Available records:
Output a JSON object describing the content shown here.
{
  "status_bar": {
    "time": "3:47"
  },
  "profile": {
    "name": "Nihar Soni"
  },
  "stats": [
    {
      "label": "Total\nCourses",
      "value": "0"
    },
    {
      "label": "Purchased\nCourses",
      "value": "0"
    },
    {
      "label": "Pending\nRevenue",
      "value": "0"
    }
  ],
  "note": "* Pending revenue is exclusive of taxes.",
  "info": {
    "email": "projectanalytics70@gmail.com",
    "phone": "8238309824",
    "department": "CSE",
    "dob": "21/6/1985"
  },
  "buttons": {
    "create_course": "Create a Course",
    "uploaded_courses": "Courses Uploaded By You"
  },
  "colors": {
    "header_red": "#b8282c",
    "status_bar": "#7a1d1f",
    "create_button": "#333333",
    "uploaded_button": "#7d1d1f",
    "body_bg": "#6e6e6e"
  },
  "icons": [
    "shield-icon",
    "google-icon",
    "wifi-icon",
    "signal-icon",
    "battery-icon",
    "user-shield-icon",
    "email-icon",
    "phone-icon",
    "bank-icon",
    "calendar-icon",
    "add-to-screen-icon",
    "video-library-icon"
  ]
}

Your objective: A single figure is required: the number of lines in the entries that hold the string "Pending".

Result for this exercise: 2